General Documents

You should always travel with a passport, driver’s license – that’s you’re card and your counterpart paper license – and your motorhome insurance details. If you’re hiring a van, make sure your hire company gives you all you need in terms of breakdown cover and an emergency number to call in the event of an incident. It’s often a good idea to keep with you a paper set of contact numbers: mobiles are often rendered useless by lack of battery or signal when you need them the most.

Country Specific Documents

On top of this, there may be specific requirements for each country you travel to. Outside of the EU, if you’re a British citizen you may well need a visa. Though you’re unlikely to have to produce this on demand, it can be a useful way of proving you’re not from the area and are perhaps unfamiliar with local rules. Paper maps are also immensely useful and if you’re not a linguist then a motorhome-specific phrasebook will really help you if you break down.

Mechanics and Repairs

You should also ensure your log book and your motorhome manual are stowed away somewhere in your glovebox. There are essential for mechanics and if you do need to take on a repair while abroad it’s vital that it goes in the log book. That way you can remain under any warranty you may have on your motorhome.

You should never travel without the right documents to hand.
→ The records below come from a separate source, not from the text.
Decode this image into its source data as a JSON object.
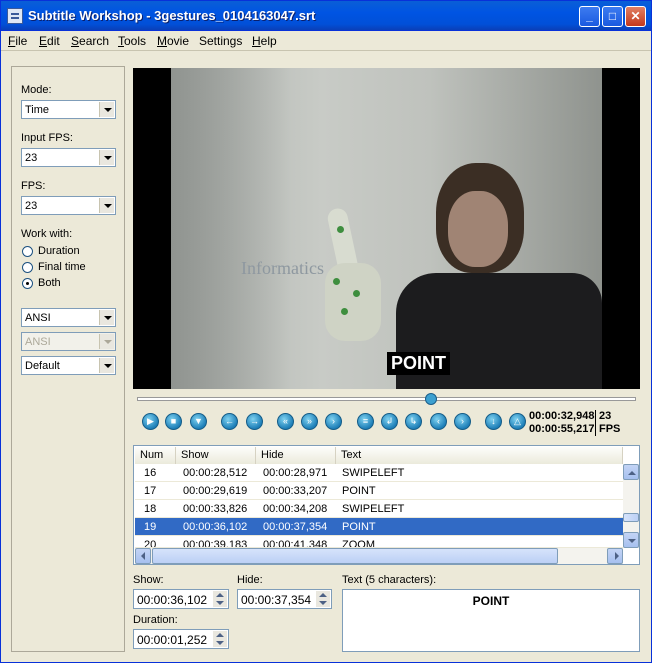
{
  "window": {
    "title": "Subtitle Workshop - 3gestures_0104163047.srt",
    "min": "_",
    "max": "□",
    "close": "✕"
  },
  "menu": [
    "File",
    "Edit",
    "Search",
    "Tools",
    "Movie",
    "Settings",
    "Help"
  ],
  "left": {
    "mode_label": "Mode:",
    "mode_value": "Time",
    "input_fps_label": "Input FPS:",
    "input_fps_value": "23",
    "fps_label": "FPS:",
    "fps_value": "23",
    "work_with_label": "Work with:",
    "options": [
      "Duration",
      "Final time",
      "Both"
    ],
    "selected_option": "Both",
    "encoding1": "ANSI",
    "encoding2": "ANSI",
    "format": "Default"
  },
  "video": {
    "subtitle": "POINT",
    "shirt_text": "Informatics",
    "progress": 0.6
  },
  "player": {
    "current_time": "00:00:32,948",
    "total_time": "00:00:55,217",
    "fps_value": "23",
    "fps_unit": "FPS"
  },
  "table": {
    "headers": [
      "Num",
      "Show",
      "Hide",
      "Text"
    ],
    "rows": [
      {
        "num": "16",
        "show": "00:00:28,512",
        "hide": "00:00:28,971",
        "text": "SWIPELEFT"
      },
      {
        "num": "17",
        "show": "00:00:29,619",
        "hide": "00:00:33,207",
        "text": "POINT"
      },
      {
        "num": "18",
        "show": "00:00:33,826",
        "hide": "00:00:34,208",
        "text": "SWIPELEFT"
      },
      {
        "num": "19",
        "show": "00:00:36,102",
        "hide": "00:00:37,354",
        "text": "POINT"
      },
      {
        "num": "20",
        "show": "00:00:39,183",
        "hide": "00:00:41,348",
        "text": "ZOOM"
      }
    ],
    "selected_row": "19"
  },
  "editor": {
    "show_label": "Show:",
    "show_value": "00:00:36,102",
    "hide_label": "Hide:",
    "hide_value": "00:00:37,354",
    "duration_label": "Duration:",
    "duration_value": "00:00:01,252",
    "text_label": "Text (5 characters):",
    "text_value": "POINT"
  }
}
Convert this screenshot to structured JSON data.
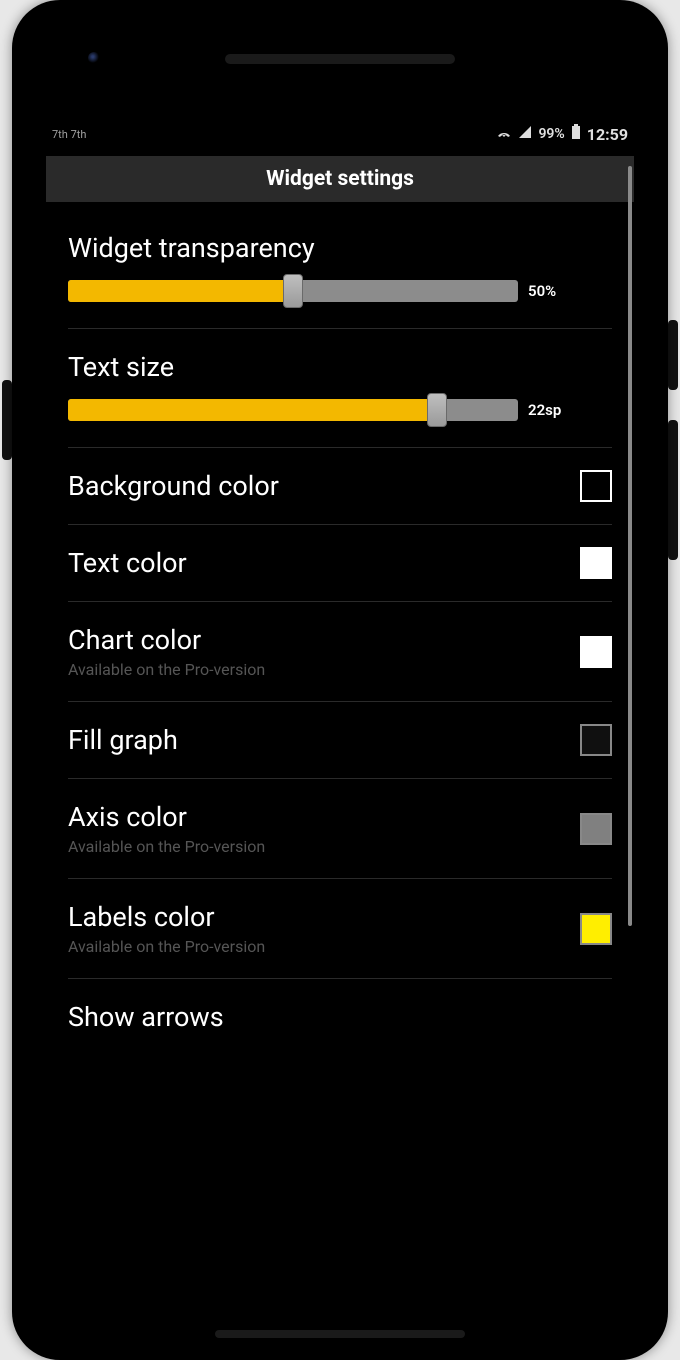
{
  "status": {
    "left_text": "7th 7th",
    "battery": "99%",
    "time": "12:59",
    "wifi_icon": "wifi",
    "signal_icon": "signal",
    "battery_icon": "battery"
  },
  "header": {
    "title": "Widget settings"
  },
  "sliders": {
    "transparency": {
      "label": "Widget transparency",
      "value_text": "50%",
      "percent": 50
    },
    "textsize": {
      "label": "Text size",
      "value_text": "22sp",
      "percent": 82
    }
  },
  "rows": {
    "background_color": {
      "label": "Background color",
      "subtitle": "",
      "swatch_color": "#000000",
      "swatch_border": "#ffffff"
    },
    "text_color": {
      "label": "Text color",
      "subtitle": "",
      "swatch_color": "#ffffff",
      "swatch_border": "#ffffff"
    },
    "chart_color": {
      "label": "Chart color",
      "subtitle": "Available on the Pro-version",
      "swatch_color": "#ffffff",
      "swatch_border": "#ffffff"
    },
    "fill_graph": {
      "label": "Fill graph",
      "subtitle": "",
      "swatch_color": "#101010",
      "swatch_border": "#888888"
    },
    "axis_color": {
      "label": "Axis color",
      "subtitle": "Available on the Pro-version",
      "swatch_color": "#808080",
      "swatch_border": "#888888"
    },
    "labels_color": {
      "label": "Labels color",
      "subtitle": "Available on the Pro-version",
      "swatch_color": "#ffee00",
      "swatch_border": "#888888"
    },
    "show_arrows": {
      "label": "Show arrows",
      "subtitle": ""
    }
  }
}
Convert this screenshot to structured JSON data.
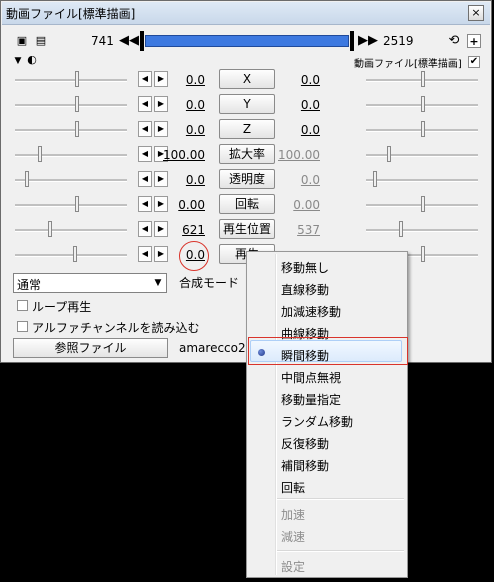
{
  "window": {
    "title": "動画ファイル[標準描画]",
    "close_glyph": "×"
  },
  "toolbar": {
    "frame_start": "741",
    "frame_end": "2519",
    "object_label": "動画ファイル[標準描画]",
    "object_checked": true
  },
  "params": [
    {
      "left": "0.0",
      "button": "X",
      "right": "0.0",
      "right_grey": false
    },
    {
      "left": "0.0",
      "button": "Y",
      "right": "0.0",
      "right_grey": false
    },
    {
      "left": "0.0",
      "button": "Z",
      "right": "0.0",
      "right_grey": false
    },
    {
      "left": "100.00",
      "button": "拡大率",
      "right": "100.00",
      "right_grey": true
    },
    {
      "left": "0.0",
      "button": "透明度",
      "right": "0.0",
      "right_grey": true
    },
    {
      "left": "0.00",
      "button": "回転",
      "right": "0.00",
      "right_grey": true
    },
    {
      "left": "621",
      "button": "再生位置",
      "right": "537",
      "right_grey": true
    },
    {
      "left": "0.0",
      "button": "再生",
      "right": "",
      "right_grey": true
    }
  ],
  "blend": {
    "value": "通常",
    "label": "合成モード"
  },
  "options": {
    "loop_label": "ループ再生",
    "alpha_label": "アルファチャンネルを読み込む"
  },
  "file": {
    "button_label": "参照ファイル",
    "filename": "amarecco20"
  },
  "menu": {
    "items": [
      "移動無し",
      "直線移動",
      "加減速移動",
      "曲線移動",
      "瞬間移動",
      "中間点無視",
      "移動量指定",
      "ランダム移動",
      "反復移動",
      "補間移動",
      "回転"
    ],
    "selected": "瞬間移動",
    "accel": "加速",
    "decel": "減速",
    "settings": "設定"
  },
  "colors": {
    "seekbar": "#3d79e0",
    "highlight_outline": "#d9342b"
  }
}
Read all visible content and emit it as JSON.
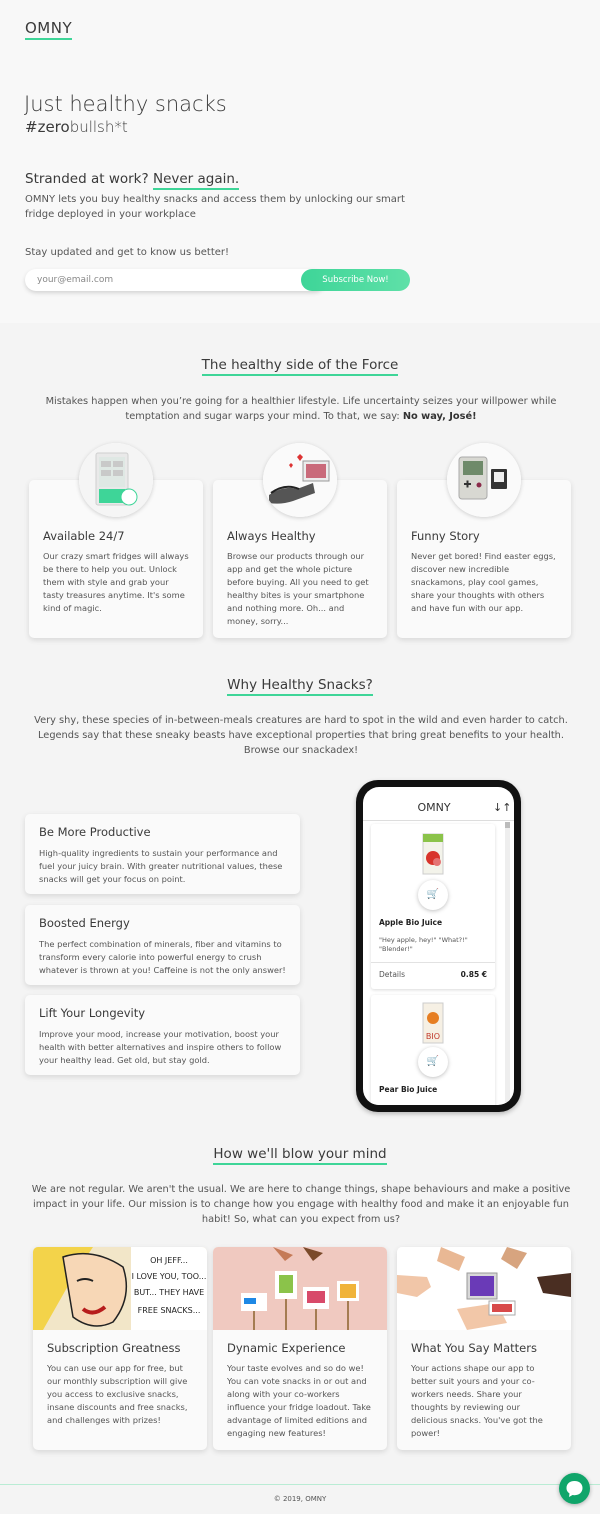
{
  "header": {
    "logo": "OMNY"
  },
  "hero": {
    "title": "Just healthy snacks",
    "subtitle_prefix": "#zero",
    "subtitle_rest": "bullsh*t",
    "stranded_prefix": "Stranded at work?",
    "stranded_link": "Never again.",
    "intro": "OMNY lets you buy healthy snacks and access them by unlocking our smart fridge deployed in your workplace",
    "stay_updated": "Stay updated and get to know us better!",
    "email_placeholder": "your@email.com",
    "subscribe_label": "Subscribe Now!"
  },
  "force": {
    "title": "The healthy side of the Force",
    "text_a": "Mistakes happen when you’re going for a healthier lifestyle. Life uncertainty seizes your willpower while temptation and sugar warps your mind. To that, we say:",
    "text_bold": "No way, José!",
    "cards": [
      {
        "title": "Available 24/7",
        "text": "Our crazy smart fridges will always be there to help you out. Unlock them with style and grab your tasty treasures anytime. It's some kind of magic."
      },
      {
        "title": "Always Healthy",
        "text": "Browse our products through our app and get the whole picture before buying. All you need to get healthy bites is your smartphone and nothing more. Oh... and money, sorry..."
      },
      {
        "title": "Funny Story",
        "text": "Never get bored! Find easter eggs, discover new incredible snackamons, play cool games, share your thoughts with others and have fun with our app."
      }
    ]
  },
  "why": {
    "title": "Why Healthy Snacks?",
    "text": "Very shy, these species of in-between-meals creatures are hard to spot in the wild and even harder to catch. Legends say that these sneaky beasts have exceptional properties that bring great benefits to your health. Browse our snackadex!",
    "benefits": [
      {
        "title": "Be More Productive",
        "text": "High-quality ingredients to sustain your performance and fuel your juicy brain. With greater nutritional values, these snacks will get your focus on point."
      },
      {
        "title": "Boosted Energy",
        "text": "The perfect combination of minerals, fiber and vitamins to transform every calorie into powerful energy to crush whatever is thrown at you! Caffeine is not the only answer!"
      },
      {
        "title": "Lift Your Longevity",
        "text": "Improve your mood, increase your motivation, boost your health with better alternatives and inspire others to follow your healthy lead. Get old, but stay gold."
      }
    ],
    "phone": {
      "logo": "OMNY",
      "sort_icon": "↓↑",
      "products": [
        {
          "name": "Apple Bio Juice",
          "desc": "\"Hey apple, hey!\" \"What?!\" \"Blender!\"",
          "details": "Details",
          "price": "0.85 €"
        },
        {
          "name": "Pear Bio Juice",
          "bio_label": "BIO"
        }
      ]
    }
  },
  "mind": {
    "title": "How we'll blow your mind",
    "text": "We are not regular. We aren't the usual. We are here to change things, shape behaviours and make a positive impact in your life. Our mission is to change how you engage with healthy food and make it an enjoyable fun habit! So, what can you expect from us?",
    "comic_text": [
      "OH JEFF...",
      "I LOVE YOU, TOO...",
      "BUT... THEY HAVE",
      "FREE SNACKS..."
    ],
    "cards": [
      {
        "title": "Subscription Greatness",
        "text": "You can use our app for free, but our monthly subscription will give you access to exclusive snacks, insane discounts and free snacks, and challenges with prizes!"
      },
      {
        "title": "Dynamic Experience",
        "text": "Your taste evolves and so do we! You can vote snacks in or out and along with your co-workers influence your fridge loadout. Take advantage of limited editions and engaging new features!"
      },
      {
        "title": "What You Say Matters",
        "text": "Your actions shape our app to better suit yours and your co-workers needs. Share your thoughts by reviewing our delicious snacks. You've got the power!"
      }
    ]
  },
  "footer": {
    "copyright": "© 2019, OMNY"
  },
  "colors": {
    "accent": "#3ed598",
    "chat": "#10a56a"
  }
}
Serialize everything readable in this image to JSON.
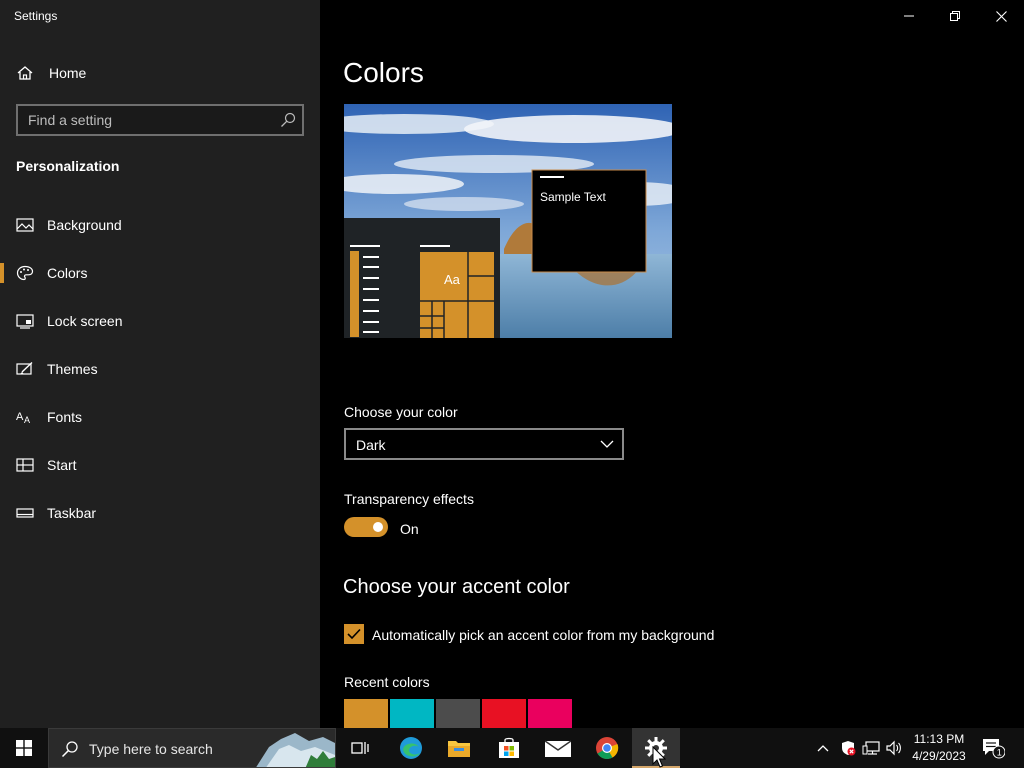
{
  "window": {
    "title": "Settings"
  },
  "sidebar": {
    "home_label": "Home",
    "search_placeholder": "Find a setting",
    "section_title": "Personalization",
    "items": [
      {
        "label": "Background",
        "icon": "picture-icon"
      },
      {
        "label": "Colors",
        "icon": "palette-icon",
        "selected": true
      },
      {
        "label": "Lock screen",
        "icon": "lock-screen-icon"
      },
      {
        "label": "Themes",
        "icon": "brush-icon"
      },
      {
        "label": "Fonts",
        "icon": "font-icon"
      },
      {
        "label": "Start",
        "icon": "start-layout-icon"
      },
      {
        "label": "Taskbar",
        "icon": "taskbar-icon"
      }
    ]
  },
  "main": {
    "title": "Colors",
    "preview": {
      "sample_text": "Sample Text",
      "tile_text": "Aa"
    },
    "choose_color": {
      "label": "Choose your color",
      "selected": "Dark"
    },
    "transparency": {
      "label": "Transparency effects",
      "state": "On",
      "enabled": true
    },
    "accent": {
      "title": "Choose your accent color",
      "auto_pick_label": "Automatically pick an accent color from my background",
      "auto_pick_checked": true
    },
    "recent_colors": {
      "label": "Recent colors",
      "swatches": [
        "#d4912a",
        "#00b7c3",
        "#4c4c4c",
        "#e81123",
        "#ea005e"
      ]
    }
  },
  "taskbar": {
    "search_placeholder": "Type here to search",
    "apps": [
      "task-view-icon",
      "edge-icon",
      "file-explorer-icon",
      "store-icon",
      "mail-icon",
      "chrome-icon",
      "settings-icon"
    ],
    "clock_time": "11:13 PM",
    "clock_date": "4/29/2023",
    "notification_count": "1"
  },
  "colors": {
    "accent": "#d4912a",
    "sidebar_bg": "#202020",
    "content_bg": "#000000"
  }
}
It can help to compile a folder of useful information and stow it away each time you need it. It’s much better to be prepared than to end up getting stuck.